“In Too Many Questions About Strawberries, Jen Hirt is a horticulturalist of words, joining joy and grief, grafting prose to poetry, and cultivating new growth from the rootstock of memory. Like vines, her sentences twist and climb, enlivening her poems with surprising turns. Like seeds carefully placed and tended, the words in each poem unfurl with breathless abundance. As her poems wrestle with change, Hirt celebrates all that survives. Unpredictable and vibrant, the poems in this chapbook are ripe with tender insight, playfulness, and persistence.”
Stephanie Lenox, author of The Business

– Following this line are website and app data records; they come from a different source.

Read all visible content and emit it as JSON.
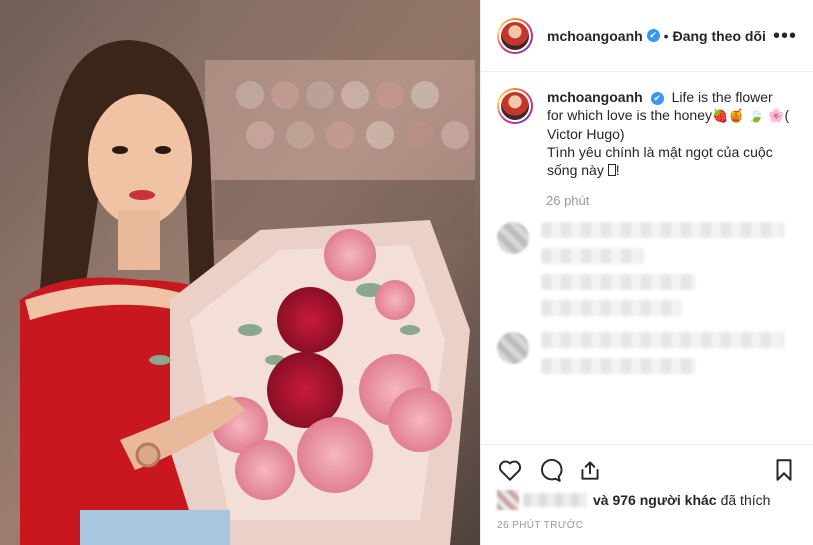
{
  "header": {
    "username": "mchoangoanh",
    "verified_mark": "✔",
    "separator": "•",
    "follow_label": "Đang theo dõi",
    "more_label": "•••"
  },
  "caption": {
    "username": "mchoangoanh",
    "verified_mark": "✔",
    "text_1": "Life is the flower for which love is the honey",
    "emoji_1": "🍓",
    "emoji_2": "🍯",
    "emoji_3": "🍃",
    "emoji_4": "🌸",
    "text_2": "( Victor Hugo)",
    "text_3": "Tình yêu chính là mật ngọt của cuộc sống này",
    "text_4": "!"
  },
  "time_ago": "26 phút",
  "icons": {
    "like": "heart-icon",
    "comment": "comment-icon",
    "share": "share-icon",
    "save": "bookmark-icon"
  },
  "likes": {
    "count_text": "và 976 người khác",
    "suffix": "đã thích"
  },
  "timestamp": "26 PHÚT TRƯỚC",
  "colors": {
    "accent": "#3897f0",
    "text": "#262626",
    "muted": "#999999",
    "border": "#efefef"
  }
}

"Shome Dasgupta's Mute reveals how the desperation to please friends, coaches, would-be lovers, parents, wives, and daughters results in an overwhelming sense of disorientation. Fraught with anxieties, Mute transforms situations that could easily turn toxic into moments of personal sadness and loneliness that, productively for our time, unveil a multitude of imaginative maneuvers that help these narrators accept their lives and fates."
Molly Gaudry, author of Desire: A Haunting
"Cody Wilson has a great feel for the details that speak of what hides below the surface. There’s a deeply human mix here – he celebrates, worries, remembers, and looks ahead – and a feeling that he’s trying to enact the multitude of woundings and survivals that have shaped who he is. This book is a beautiful reminder of the joy and risk surrounding us every day."
Bob Hicok, author of Sex & Love &
“In his wonderful debut collection, Fluoride, Chad Meadows gives us worlds inhabited by bizarre misanthropes, fumbling idiots, and radical subversives. These stories dramatize enough absurd and hilarious situations to last a lifetime. At the same time, these seem like people we know in their yearning for direction and connection. Indeed, this book reminds us that even the strangest among us is human.”
Jeffery Renard Allen, author of Song of the Shank
"In a piece near the end of Blood In The Asphalt: Prayers From The Highway, Jesse Sensibar chooses not to set upright a toppled roadside cross because he doesn’t “want to interfere.” That could be an aesthetic statement about a riveting collection made all the moreremarkable by all the things it doesn’t do. He says what happened. He documents with stark, vibrant photographs the makeshift shrines that would otherwise be only a blur. He achieves great feeling without sentimentalism. He is frank but never blasé, never manipulative. We are so often moving at breakneck speed, and this book is that rare thing: a quiet, commanding voice saying stop. Stop, and notice. You’ll never get it right if you try to explain. He never buries the material under directives about how to feel about it, and in so not doing, he’s created a powerful, haunting book that you’ll be richly rewarded for reading."
Carolyn Guinzio, author of Ozark Crows
"You will never encounter another volume of poetry like this. Father and son, Steven and Ben Ostrowski give the reader the most intimate and engaging look into a closeness between two family members I’ve yet encountered; a dialogue couched in experimental form and imagery that is always fresh and inventive. A book of correspondences that often spans oceans and continents as the two are separated. Not a single lazy line and nothing telegraphed. Surprises abound around every corner, hallmarked by wit, love and a genuine, deep affection for one another."
Robert Nazarene, founding editor & publisher, The American Journal of Poetry
Cover Art by Steven Ostrowski
“These poems are rooted deeply in the body and body of the Earth, but also untethered in their imagination, their reach. Battisti’s Echo Bay will long echo inside my bones.”
Gayle Brandeis, author of The Art of Misdiagnosis: Surviving My Mother’s Suicide
Cover Art and Design by Dale Novak
Stories by Dani Burlison